Saturday Night Live recently aired a fictitious movie trailer for “DJesus Uncrossed,” a spoof of the film, “Django Unchained.” The skit was based on Jesus’ return, stating that “he’s risen from the dead . . . and he’s preaching anything but forgiveness.” It was one of the most blasphemous videos I’ve ever seen.
Response from the Christian community has been swift. The American Family Association asked people to petition Kmart, Sears, and J.C. Penney, asking that they pull all advertising from Saturday Night Live. Televangelist Pat Robertson described SNL’s skits as “anti-Christian bigotry that is just disgusting.”

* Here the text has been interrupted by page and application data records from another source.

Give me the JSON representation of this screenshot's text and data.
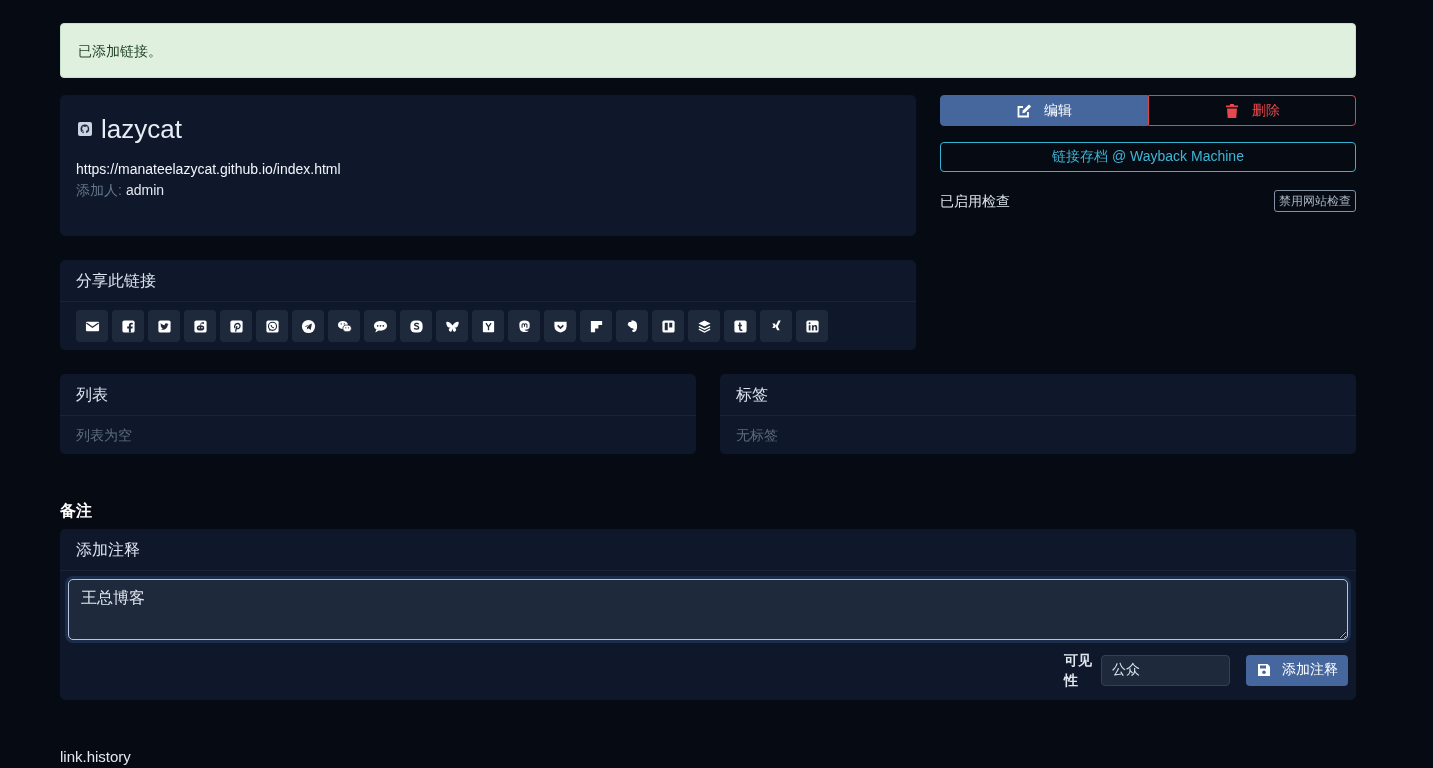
{
  "alert": {
    "text": "已添加链接。"
  },
  "link": {
    "title": "lazycat",
    "url": "https://manateelazycat.github.io/index.html",
    "added_by_label": "添加人:",
    "added_by": "admin"
  },
  "share": {
    "title": "分享此链接",
    "buttons": [
      {
        "kind": "email"
      },
      {
        "kind": "facebook"
      },
      {
        "kind": "twitter"
      },
      {
        "kind": "reddit"
      },
      {
        "kind": "pinterest"
      },
      {
        "kind": "whatsapp"
      },
      {
        "kind": "telegram"
      },
      {
        "kind": "wechat"
      },
      {
        "kind": "sms"
      },
      {
        "kind": "skype"
      },
      {
        "kind": "bluesky"
      },
      {
        "kind": "hackernews"
      },
      {
        "kind": "mastodon"
      },
      {
        "kind": "pocket"
      },
      {
        "kind": "flipboard"
      },
      {
        "kind": "evernote"
      },
      {
        "kind": "trello"
      },
      {
        "kind": "buffer"
      },
      {
        "kind": "tumblr"
      },
      {
        "kind": "xing"
      },
      {
        "kind": "linkedin"
      }
    ]
  },
  "actions": {
    "edit": "编辑",
    "delete": "删除",
    "archive": "链接存档 @ Wayback Machine"
  },
  "check": {
    "status": "已启用检查",
    "toggle_button": "禁用网站检查"
  },
  "lists": {
    "title": "列表",
    "empty": "列表为空"
  },
  "tags": {
    "title": "标签",
    "empty": "无标签"
  },
  "notes": {
    "heading": "备注",
    "card_title": "添加注释",
    "textarea": {
      "value": "王总博客",
      "focused": true
    },
    "visibility_label": "可见性",
    "visibility": "公众",
    "submit": "添加注释"
  },
  "history": {
    "heading": "link.history"
  }
}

Fox News contributor Todd Starnes wondered, “Does NBC hate Christians?” and noted that “offending Christians is apparently what passes for entertainment these days.” He added, “I find it interesting that the networks always mock and ridicule Christianity—but they give other religions a pass. Why aren’t the writers at SNL churning out weekly skits about Islam—or the Prophet Muhammad?”

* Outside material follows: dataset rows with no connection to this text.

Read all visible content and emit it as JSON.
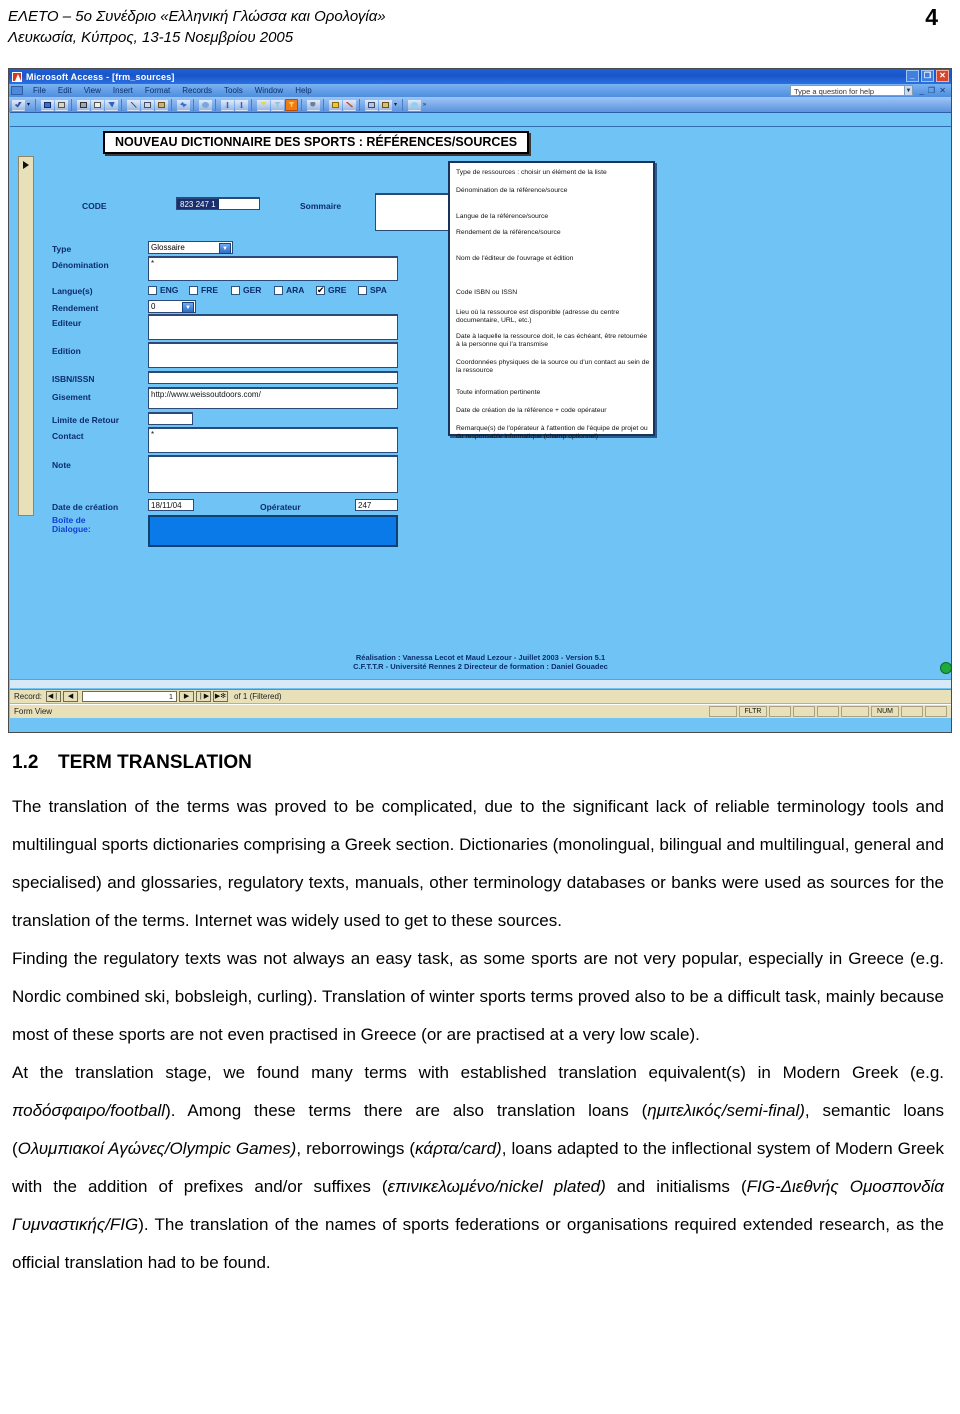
{
  "page_header": {
    "line1": "ΕΛΕΤΟ – 5ο Συνέδριο «Ελληνική Γλώσσα και Ορολογία»",
    "line2": "Λευκωσία, Κύπρος, 13-15 Νοεμβρίου 2005",
    "page_number": "4"
  },
  "window": {
    "title": "Microsoft Access - [frm_sources]",
    "minimize": "_",
    "restore": "❐",
    "close": "✕",
    "doc_minimize": "_",
    "doc_restore": "❐",
    "doc_close": "✕",
    "menus": [
      "File",
      "Edit",
      "View",
      "Insert",
      "Format",
      "Records",
      "Tools",
      "Window",
      "Help"
    ],
    "help_placeholder": "Type a question for help",
    "help_dropdown": "▼"
  },
  "form": {
    "title": "NOUVEAU DICTIONNAIRE DES SPORTS : RÉFÉRENCES/SOURCES",
    "code_label": "CODE",
    "code_value": "823 247 1",
    "sommaire_label": "Sommaire",
    "sommaire_value": "",
    "fields": [
      {
        "label": "Type",
        "value": "Glossaire"
      },
      {
        "label": "Dénomination",
        "value": "*"
      },
      {
        "label": "Langue(s)",
        "value": ""
      },
      {
        "label": "Rendement",
        "value": "0"
      },
      {
        "label": "Editeur",
        "value": ""
      },
      {
        "label": "Edition",
        "value": ""
      },
      {
        "label": "ISBN/ISSN",
        "value": ""
      },
      {
        "label": "Gisement",
        "value": "http://www.weissoutdoors.com/"
      },
      {
        "label": "Limite de Retour",
        "value": ""
      },
      {
        "label": "Contact",
        "value": "*"
      },
      {
        "label": "Note",
        "value": ""
      },
      {
        "label": "Date de création",
        "value": "18/11/04"
      },
      {
        "label": "Boîte de Dialogue:",
        "value": ""
      }
    ],
    "languages": [
      {
        "code": "ENG",
        "checked": false
      },
      {
        "code": "FRE",
        "checked": false
      },
      {
        "code": "GER",
        "checked": false
      },
      {
        "code": "ARA",
        "checked": false
      },
      {
        "code": "GRE",
        "checked": true
      },
      {
        "code": "SPA",
        "checked": false
      }
    ],
    "operator_label": "Opérateur",
    "operator_value": "247",
    "help_panel": [
      "Type de ressources : choisir un élément de la liste",
      "Dénomination de la référence/source",
      "Langue de la référence/source",
      "Rendement de la référence/source",
      "Nom de l'éditeur de l'ouvrage et édition",
      "Code ISBN ou ISSN",
      "Lieu où la ressource est disponible (adresse du centre documentaire, URL, etc.)",
      "Date à laquelle la ressource doit, le cas échéant, être retournée à la personne qui l'a transmise",
      "Coordonnées physiques de la source ou d'un contact au sein de la ressource",
      "Toute information pertinente",
      "Date de création de la référence + code opérateur",
      "Remarque(s) de l'opérateur à l'attention de l'équipe de projet ou du responsable informatique (champ optionnel)"
    ],
    "credit_line1": "Réalisation : Vanessa Lecot et Maud Lezour - Juillet 2003 - Version 5.1",
    "credit_line2": "C.F.T.T.R - Université Rennes 2 Directeur de formation : Daniel Gouadec"
  },
  "navbar": {
    "record_label": "Record:",
    "first": "◀❘",
    "prev": "◀",
    "current": "1",
    "next": "▶",
    "last": "❘▶",
    "new": "▶✻",
    "of_text": "of  1 (Filtered)"
  },
  "statusbar": {
    "text": "Form View",
    "filter": "FLTR",
    "num": "NUM"
  },
  "document": {
    "heading_number": "1.2",
    "heading_text": "TERM TRANSLATION",
    "paragraph1": "The translation of the terms was proved to be complicated, due to the significant lack of reliable terminology tools and multilingual sports dictionaries comprising a Greek section. Dictionaries (monolingual, bilingual and multilingual, general and specialised) and glossaries, regulatory texts, manuals, other terminology databases or banks were used as sources for the translation of the terms. Internet was widely used to get to these sources.",
    "paragraph2_a": "Finding the regulatory texts was not always an easy task, as some sports are not very popular, especially in Greece (e.g. Nordic combined ski, bobsleigh, curling",
    "paragraph2_b": "). Translation of winter sports terms proved also to be a difficult task, mainly because most of these sports are not even practised in Greece (or are practised at a very low scale).",
    "paragraph3_a": "At the translation stage, we found many terms with established translation equivalent(s) in Modern Greek (e.g. ",
    "paragraph3_it1": "ποδόσφαιρο/football",
    "paragraph3_b": "). Among these terms there are also translation loans (",
    "paragraph3_it2": "ημιτελικός/semi-final)",
    "paragraph3_c": ", semantic loans (",
    "paragraph3_it3": "Ολυμπιακοί Αγώνες/Olympic Games)",
    "paragraph3_d": ", reborrowings (",
    "paragraph3_it4": "κάρτα/card)",
    "paragraph3_e": ", loans adapted to the inflectional system of Modern Greek with the addition of prefixes and/or suffixes (",
    "paragraph3_it5": "επινικελωμένο/nickel plated)",
    "paragraph3_f": " and initialisms (",
    "paragraph3_it6": "FIG-Διεθνής Ομοσπονδία Γυμναστικής/FIG",
    "paragraph3_g": "). The translation of the names of sports federations or organisations required extended research, as the official translation had to be found."
  }
}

Mark Joseph, a movie producer who worked on such films as Ray and Amazing Grace, said that the Christian community needs to push back if it wants to prevent similar sketches in the future. “If Harvey Milk or Martin Luther King Jr. had been depicted like this, [the show’s producers] would be undergoing sensitivity training this week,” he predicted. “The Christian community has nobody to blame but itself since there is no price to pay for doing things like this. In our culture artists will push until they get pushback. Why should they stop when there is never any serious pushback from a respected leader or group in the faith community?”
Is he right? How should Christians respond to attacks on our Lord?
On one hand, Jesus taught us: “Do not resist an evil person. If someone strikes you on the right cheek, turn to him the other also” (Matthew 5:39). In the Garden of Gethsemane, he refused to call twelve legions of angels to his defense (Matthew 26:53) and told Peter to “put your sword back in its place” (v. 52). On the other hand, he drove moneychangers from the temple (Matthew 21:12-16) and denounced the sinful religious authorities of his day (Matthew 23).
What should believers do when Jesus is slandered by our culture? Please share your thoughts. And join me in seeking to live today so that you honor your Lord. Jesus is not be surprised when lost people act like lost people. But he is grieved when his followers do.